→ **Your goal**
Where an entry below contains an image, skip the image and copy the rest exactly.

Source data Block Start

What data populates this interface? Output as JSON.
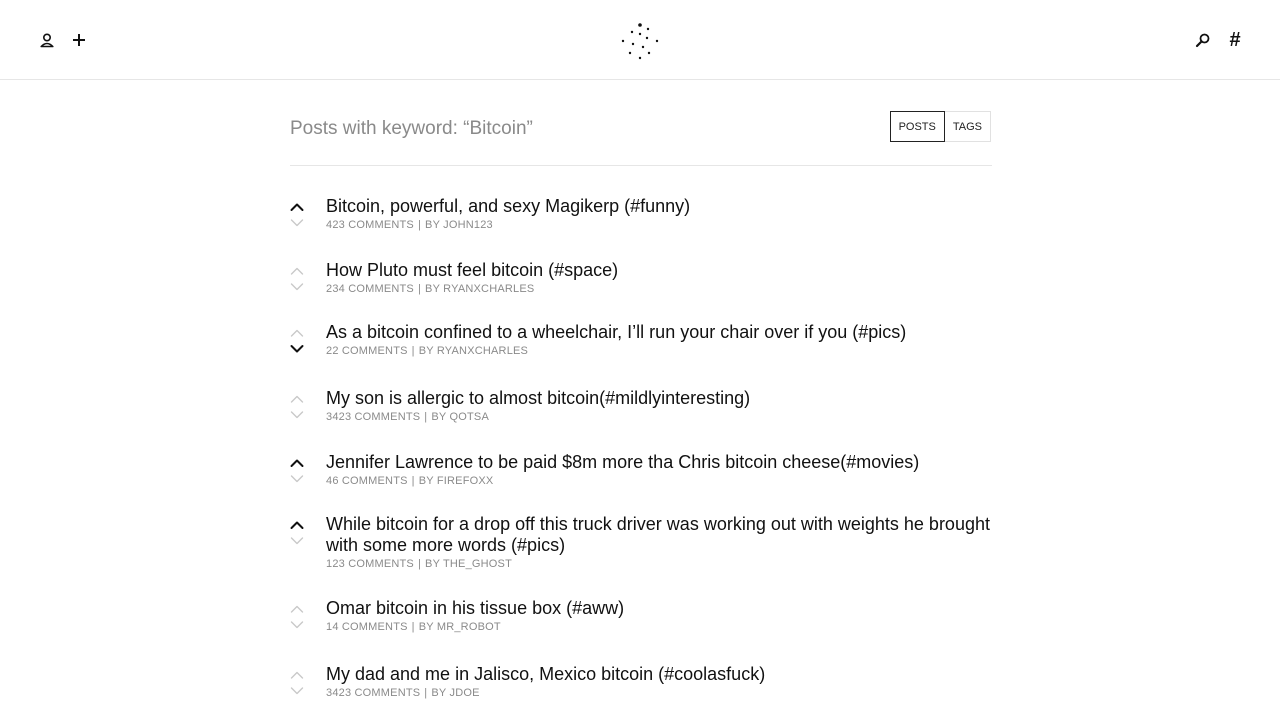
{
  "header": {
    "icons": [
      "user-icon",
      "plus-icon",
      "search-icon",
      "hash-icon"
    ],
    "hash_symbol": "#"
  },
  "page": {
    "title": "Posts with keyword: “Bitcoin”",
    "toggle": {
      "posts": "POSTS",
      "tags": "TAGS",
      "active": "posts"
    }
  },
  "posts": [
    {
      "title": "Bitcoin, powerful, and sexy Magikerp (#funny)",
      "comments": "423 COMMENTS",
      "author": "BY JOHN123",
      "vote": "up"
    },
    {
      "title": "How Pluto must feel bitcoin (#space)",
      "comments": "234 COMMENTS",
      "author": "BY RYANXCHARLES",
      "vote": "none"
    },
    {
      "title": "As a bitcoin confined to a wheelchair, I’ll run your chair over if you (#pics)",
      "comments": "22 COMMENTS",
      "author": "BY RYANXCHARLES",
      "vote": "down"
    },
    {
      "title": "My son is allergic to almost bitcoin(#mildlyinteresting)",
      "comments": "3423 COMMENTS",
      "author": "BY QOTSA",
      "vote": "none"
    },
    {
      "title": "Jennifer Lawrence to be paid $8m more tha Chris bitcoin cheese(#movies)",
      "comments": "46 COMMENTS",
      "author": "BY FIREFOXX",
      "vote": "up"
    },
    {
      "title": "While bitcoin for a drop off this truck driver was working out with weights he brought with some more words (#pics)",
      "comments": "123 COMMENTS",
      "author": "BY THE_GHOST",
      "vote": "up"
    },
    {
      "title": "Omar bitcoin in his tissue box (#aww)",
      "comments": "14 COMMENTS",
      "author": "BY MR_ROBOT",
      "vote": "none"
    },
    {
      "title": "My dad and me in Jalisco, Mexico bitcoin (#coolasfuck)",
      "comments": "3423 COMMENTS",
      "author": "BY JDOE",
      "vote": "none"
    }
  ],
  "colors": {
    "text": "#111111",
    "muted": "#8a8a8a",
    "arrow_inactive": "#c8c8c8",
    "border": "#e6e6e6"
  }
}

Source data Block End

→ **Answer space**
What data populates this interface? Output as JSON.
{
  "header": {
    "icons": [
      "user-icon",
      "plus-icon",
      "search-icon",
      "hash-icon"
    ],
    "hash_symbol": "#"
  },
  "page": {
    "title": "Posts with keyword: “Bitcoin”",
    "toggle": {
      "posts": "POSTS",
      "tags": "TAGS",
      "active": "posts"
    }
  },
  "posts": [
    {
      "title": "Bitcoin, powerful, and sexy Magikerp (#funny)",
      "comments": "423 COMMENTS",
      "author": "BY JOHN123",
      "vote": "up"
    },
    {
      "title": "How Pluto must feel bitcoin (#space)",
      "comments": "234 COMMENTS",
      "author": "BY RYANXCHARLES",
      "vote": "none"
    },
    {
      "title": "As a bitcoin confined to a wheelchair, I’ll run your chair over if you (#pics)",
      "comments": "22 COMMENTS",
      "author": "BY RYANXCHARLES",
      "vote": "down"
    },
    {
      "title": "My son is allergic to almost bitcoin(#mildlyinteresting)",
      "comments": "3423 COMMENTS",
      "author": "BY QOTSA",
      "vote": "none"
    },
    {
      "title": "Jennifer Lawrence to be paid $8m more tha Chris bitcoin cheese(#movies)",
      "comments": "46 COMMENTS",
      "author": "BY FIREFOXX",
      "vote": "up"
    },
    {
      "title": "While bitcoin for a drop off this truck driver was working out with weights he brought with some more words (#pics)",
      "comments": "123 COMMENTS",
      "author": "BY THE_GHOST",
      "vote": "up"
    },
    {
      "title": "Omar bitcoin in his tissue box (#aww)",
      "comments": "14 COMMENTS",
      "author": "BY MR_ROBOT",
      "vote": "none"
    },
    {
      "title": "My dad and me in Jalisco, Mexico bitcoin (#coolasfuck)",
      "comments": "3423 COMMENTS",
      "author": "BY JDOE",
      "vote": "none"
    }
  ],
  "colors": {
    "text": "#111111",
    "muted": "#8a8a8a",
    "arrow_inactive": "#c8c8c8",
    "border": "#e6e6e6"
  }
}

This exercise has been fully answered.